One of the challenges faced by scientists is that we do not have good data prior to satellites to compare current conditions with those in the past. Most of what we know about the Antarctic sea ice is what is derived from satellite data which covers a relatively short period since 1979. Studies that made use of ship observations in the 1940s and 1950s are not so reliable but suggest that the ice cover during these time periods may have actually been more extensive than during the satellite period, according to NASA’s Comiso.

And that means that we do not really understand how long term natural changes work in the Antarctic. Indeed, there is also some research evidence to suggest that natural variability has been at work in Antarctica. Ice core analysis by BAS researcher Elizabeth Thomas and a team from the University Cambridge found that climate variability in coastal West Antarctica is strongly driven by sea surface temperatures and atmospheric pressure in the tropical Pacific. The researchers noted that the recent warming trend in Antarctica is similar in magnitude to warming and cooling trends that occurred in the mid-nineteenth and eighteenth centuries in their ice core record, indicating that – in the vicinity of the ice core, at least – the effects of human-induced climate change in recent years have not exceeded natural climate variability over the past 300 years.

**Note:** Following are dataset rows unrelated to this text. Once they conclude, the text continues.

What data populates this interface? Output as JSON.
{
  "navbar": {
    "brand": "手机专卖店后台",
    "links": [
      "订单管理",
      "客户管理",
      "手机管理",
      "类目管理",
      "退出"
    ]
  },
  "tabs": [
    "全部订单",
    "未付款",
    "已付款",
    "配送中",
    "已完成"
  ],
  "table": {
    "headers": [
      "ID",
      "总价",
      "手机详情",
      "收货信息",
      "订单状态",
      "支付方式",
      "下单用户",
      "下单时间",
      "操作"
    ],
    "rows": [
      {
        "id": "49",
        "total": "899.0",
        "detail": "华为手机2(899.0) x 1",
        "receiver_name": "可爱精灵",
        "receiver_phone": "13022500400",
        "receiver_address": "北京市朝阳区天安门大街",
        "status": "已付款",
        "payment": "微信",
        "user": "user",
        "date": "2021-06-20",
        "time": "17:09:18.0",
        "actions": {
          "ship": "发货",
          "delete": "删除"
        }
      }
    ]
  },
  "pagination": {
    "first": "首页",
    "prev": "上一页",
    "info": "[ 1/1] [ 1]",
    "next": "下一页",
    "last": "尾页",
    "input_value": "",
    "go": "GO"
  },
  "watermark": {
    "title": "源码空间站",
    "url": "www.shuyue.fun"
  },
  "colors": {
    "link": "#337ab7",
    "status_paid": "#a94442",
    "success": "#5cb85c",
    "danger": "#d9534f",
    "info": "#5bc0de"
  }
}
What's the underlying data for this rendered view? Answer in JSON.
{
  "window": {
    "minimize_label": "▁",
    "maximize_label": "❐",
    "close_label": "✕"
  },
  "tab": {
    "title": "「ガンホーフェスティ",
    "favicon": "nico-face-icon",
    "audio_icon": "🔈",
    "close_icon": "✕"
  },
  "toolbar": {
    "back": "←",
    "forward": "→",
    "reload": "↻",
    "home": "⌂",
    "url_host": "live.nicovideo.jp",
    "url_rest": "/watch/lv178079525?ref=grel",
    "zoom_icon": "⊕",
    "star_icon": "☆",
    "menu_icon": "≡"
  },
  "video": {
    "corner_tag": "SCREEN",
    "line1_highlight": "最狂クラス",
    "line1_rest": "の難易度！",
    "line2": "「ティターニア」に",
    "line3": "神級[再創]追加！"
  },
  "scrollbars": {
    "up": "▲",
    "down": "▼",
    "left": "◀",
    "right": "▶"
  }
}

These possible explanations are far from proven and, as NSIDC’s Scambos implies, it is clear that climate scientists do not fully understand the processes at work. Slowly the research is coming in but the solution to the puzzle of Antarctic sea ice remains elusive. “There hasn’t been one explanation yet that I’d say has become a consensus, where people say, ‘We’ve nailed it, this is why it’s happening,’” said NASA’s Parkinson.

Indeed, the IPCC admitted as much in its latest scientific report published in September 2013 where it stated that there is “low confidence in the scientific understanding of the observed increase in Antarctic sea ice extent since 1979”. The IPCC explained that “the shortness of the observed record and differences in simulated and observed variability preclude an assessment of whether or not the observed increase since 1979 is inconsistent with internal variability”. This is a long-winded way of saying that they do not understand what is happening.

It is clear that climate science can not yet completely explain what is happening in the Antarctic. There are many credible theories but so far no completely satisfactory comprehensive explanation has emerged. It remains a mystery.

However, whether the sea ice changes are due to global warming or natural variability, one stark fact remains unarguable: Antarctic sea ice extent has been growing consistently for many years – and it set another record in 2014.